Kazakhstan has formally assumed its one-year chairmanship of the Organization for Security and Cooperation in Europe (OSCE).
Advocates of the authoritarian regime assuming the rotating chairmanship of the OSCE claimed that it would help create space for civil society and possibly even inch forward the country’s painfully slow and oft-deferred democratic reform.
But the first former Soviet republic to chair the 56-nation grouping is actively backsliding and now promises to use its tenure to dilute the organization’s commitment to democracy and human rights.
The regime considers its OSCE position to legitimate its “soft authoritarian” system.
“In [the capital] Astana, they see Kazakhstan’s recognition as chairman of the OSCE equally as recognition of the political system that’s taken shape here,” political analyst Dosym Satpayev told the BBC.
Its one-party parliament has adopted legislation that further restricts political and civil space, and the regime continues to harass and persecute its critics, as the case of imprisoned human rights activist Yevgeny Zhovtis attests.
Zhovtis, director of the Bureau for Human Rights and Rule of Law, a grantee of the National Endowment for Democracy, was sentenced to four years in prison last month for accidentally striking and killing a man with his car.
Foreign Minister Kanat Saudabaev today stated his country’s intention to support all OSCE objectives, including security cooperation, economic development, and democracy and human rights.
“The decisive question for the OSCE for the future will be whether it can convert into a structure that recognizes the diversity of the world in the 21st century,” he said, “or whether it will continue to be an organization segmented into blocs where the West remains aloof from the space ‘east of Vienna’.”
Some activists still believe the OSCE chairmanship may provide opportunities for exposing the state’s democratic deficiencies.
Tamara Kaleeva, of the Kazakh NGO Adil Soz, told RFE/RL’s Kazakh Service today that the country’s OSCE tenure must not be allowed to gloss over its shortcomings in democracy and human rights.
“The problems that exist here in the realm of democracy do not speak well of Kazakhstan as the OSCE chairman,” she said. “OSCE member states should know what is happening in this country.

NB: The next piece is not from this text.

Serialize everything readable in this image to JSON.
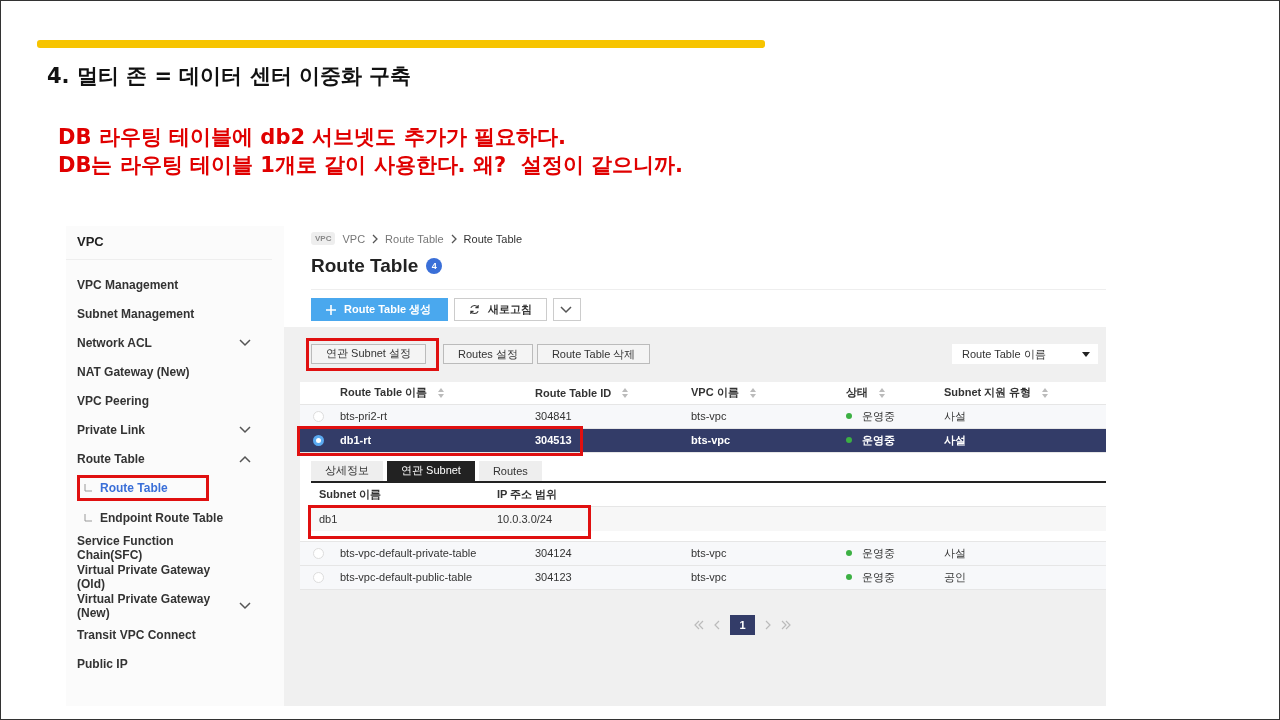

Kazakhstan must try to improve the situation inside the country in accordance with OSCE principles.”